(The data Opens)
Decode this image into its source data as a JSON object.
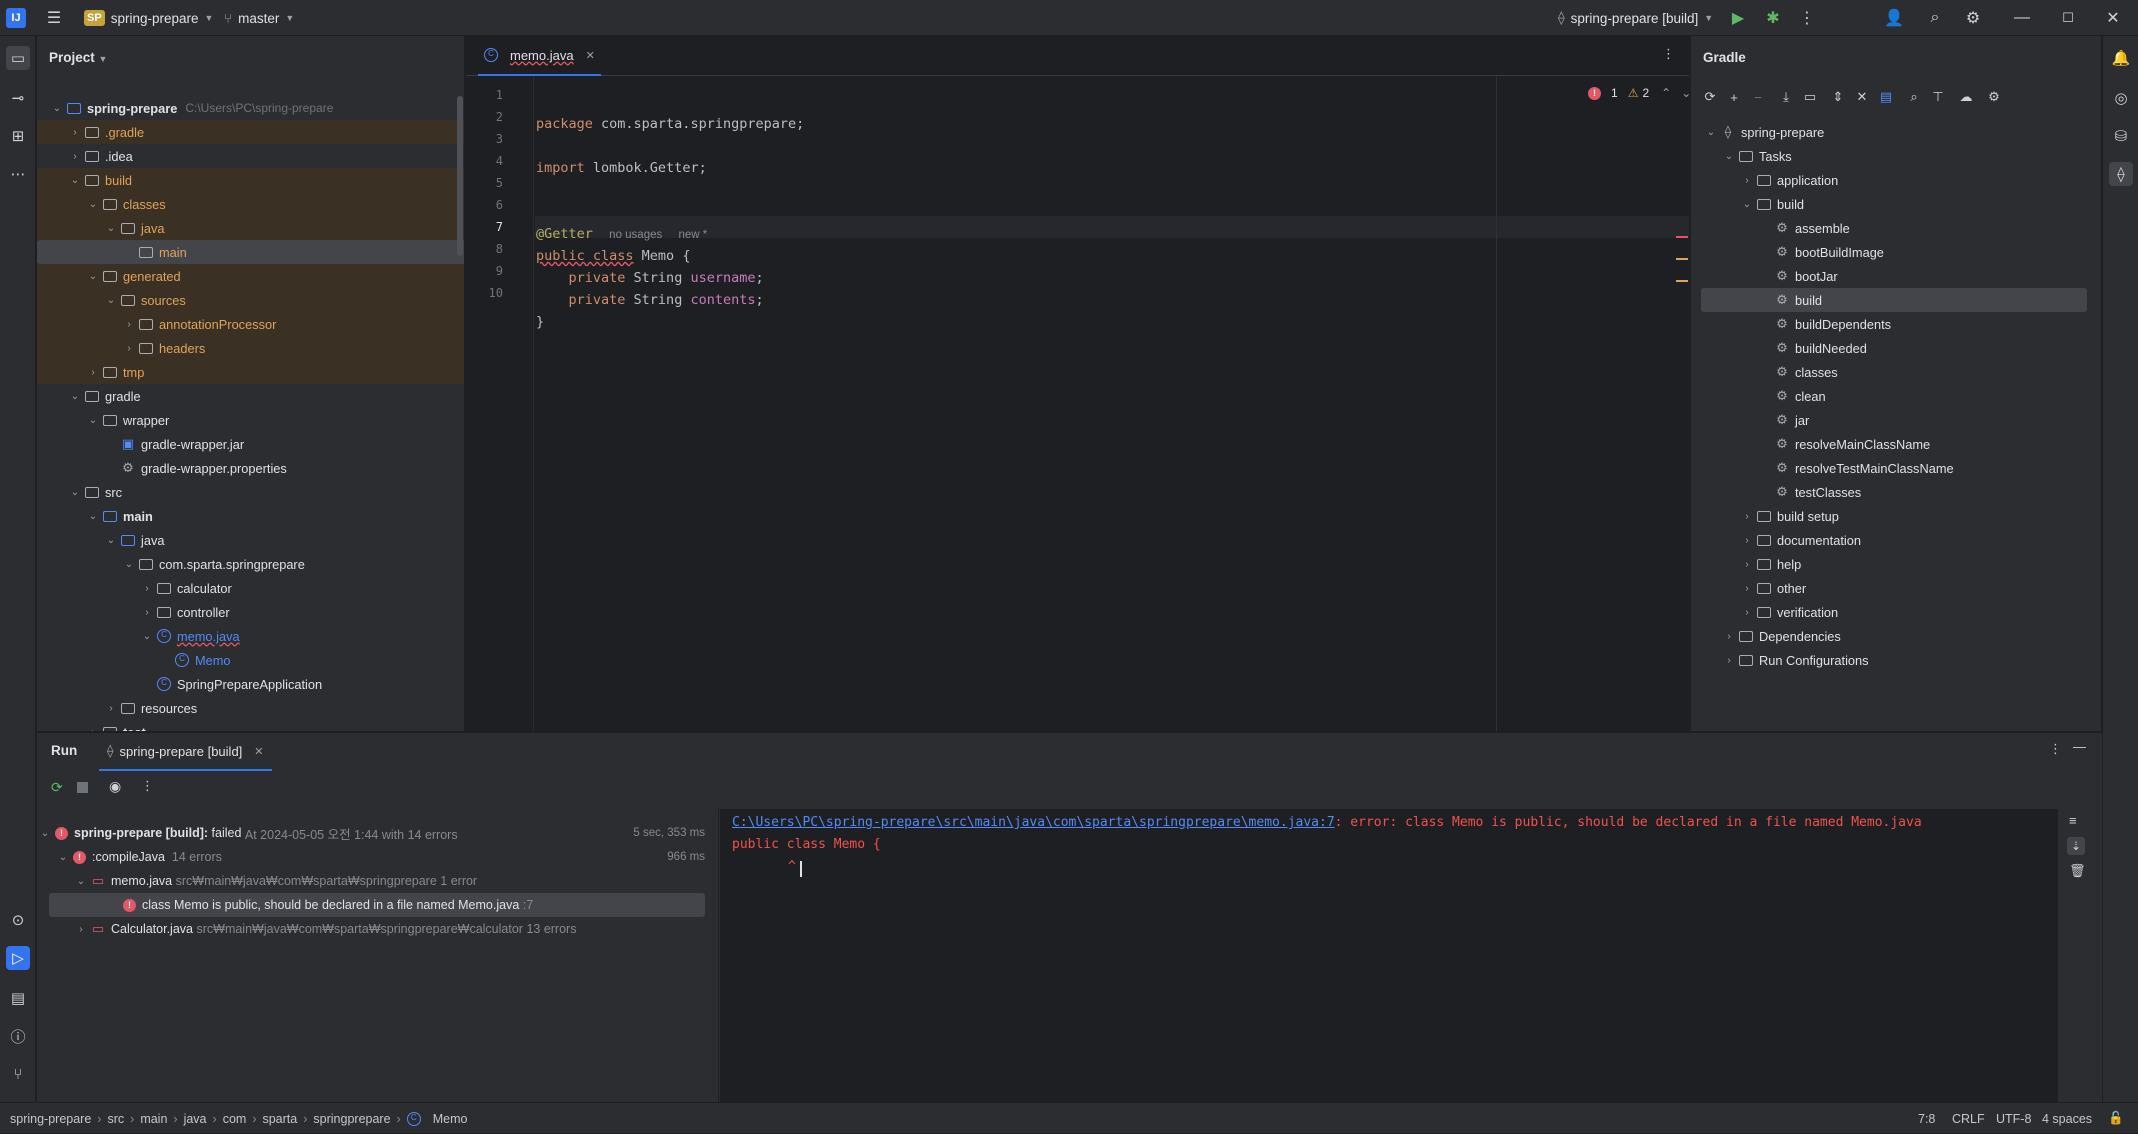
{
  "titlebar": {
    "project_badge": "SP",
    "project_name": "spring-prepare",
    "branch": "master",
    "run_config": "spring-prepare [build]"
  },
  "project_panel": {
    "title": "Project",
    "root_name": "spring-prepare",
    "root_path": "C:\\Users\\PC\\spring-prepare",
    "items": [
      {
        "label": ".gradle"
      },
      {
        "label": ".idea"
      },
      {
        "label": "build"
      },
      {
        "label": "classes"
      },
      {
        "label": "java"
      },
      {
        "label": "main"
      },
      {
        "label": "generated"
      },
      {
        "label": "sources"
      },
      {
        "label": "annotationProcessor"
      },
      {
        "label": "headers"
      },
      {
        "label": "tmp"
      },
      {
        "label": "gradle"
      },
      {
        "label": "wrapper"
      },
      {
        "label": "gradle-wrapper.jar"
      },
      {
        "label": "gradle-wrapper.properties"
      },
      {
        "label": "src"
      },
      {
        "label": "main"
      },
      {
        "label": "java"
      },
      {
        "label": "com.sparta.springprepare"
      },
      {
        "label": "calculator"
      },
      {
        "label": "controller"
      },
      {
        "label": "memo.java"
      },
      {
        "label": "Memo"
      },
      {
        "label": "SpringPrepareApplication"
      },
      {
        "label": "resources"
      },
      {
        "label": "test"
      }
    ]
  },
  "editor": {
    "tab_label": "memo.java",
    "error_count": "1",
    "warning_count": "2",
    "line_numbers": [
      "1",
      "2",
      "3",
      "4",
      "5",
      "6",
      "7",
      "8",
      "9",
      "10"
    ],
    "line1_kw": "package",
    "line1_rest": " com.sparta.springprepare;",
    "line3_kw": "import",
    "line3_rest": " lombok.Getter;",
    "line6_ann": "@Getter",
    "line6_hint1": "no usages",
    "line6_hint2": "new *",
    "line7_kw": "public class",
    "line7_rest": " Memo {",
    "line8_kw": "private",
    "line8_type": " String ",
    "line8_field": "username",
    "line9_kw": "private",
    "line9_type": " String ",
    "line9_field": "contents",
    "semicolon": ";",
    "line10": "}"
  },
  "gradle_panel": {
    "title": "Gradle",
    "root": "spring-prepare",
    "tasks_label": "Tasks",
    "groups_top": [
      "application",
      "build"
    ],
    "build_tasks": [
      "assemble",
      "bootBuildImage",
      "bootJar",
      "build",
      "buildDependents",
      "buildNeeded",
      "classes",
      "clean",
      "jar",
      "resolveMainClassName",
      "resolveTestMainClassName",
      "testClasses"
    ],
    "groups_bottom": [
      "build setup",
      "documentation",
      "help",
      "other",
      "verification"
    ],
    "dependencies": "Dependencies",
    "run_configurations": "Run Configurations"
  },
  "run_panel": {
    "title": "Run",
    "tab_label": "spring-prepare [build]",
    "tree": {
      "root_label": "spring-prepare [build]:",
      "root_status": "failed",
      "root_detail": "At 2024-05-05 오전 1:44 with 14 errors",
      "root_time": "5 sec, 353 ms",
      "compile_label": ":compileJava",
      "compile_detail": "14 errors",
      "compile_time": "966 ms",
      "memo_label": "memo.java",
      "memo_path": "src₩main₩java₩com₩sparta₩springprepare",
      "memo_count": "1 error",
      "error_msg": "class Memo is public, should be declared in a file named Memo.java",
      "error_line": ":7",
      "calc_label": "Calculator.java",
      "calc_path": "src₩main₩java₩com₩sparta₩springprepare₩calculator",
      "calc_count": "13 errors"
    },
    "console": {
      "link": "C:\\Users\\PC\\spring-prepare\\src\\main\\java\\com\\sparta\\springprepare\\memo.java:7",
      "message": ": error: class Memo is public, should be declared in a file named Memo.java",
      "line2": "public class Memo {",
      "line3": "^"
    }
  },
  "status_bar": {
    "breadcrumbs": [
      "spring-prepare",
      "src",
      "main",
      "java",
      "com",
      "sparta",
      "springprepare",
      "Memo"
    ],
    "position": "7:8",
    "line_sep": "CRLF",
    "encoding": "UTF-8",
    "indent": "4 spaces"
  },
  "colors": {
    "accent": "#3574f0",
    "error": "#e55765",
    "warning": "#e0a35b",
    "excluded_bg": "#3b3024"
  }
}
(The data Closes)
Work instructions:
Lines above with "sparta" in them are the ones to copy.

Answer section:
        "label": "com.sparta.springprepare"
    "line1_rest": " com.sparta.springprepare;",
      "memo_path": "src₩main₩java₩com₩sparta₩springprepare",
      "calc_path": "src₩main₩java₩com₩sparta₩springprepare₩calculator",
      "link": "C:\\Users\\PC\\spring-prepare\\src\\main\\java\\com\\sparta\\springprepare\\memo.java:7",
      "sparta",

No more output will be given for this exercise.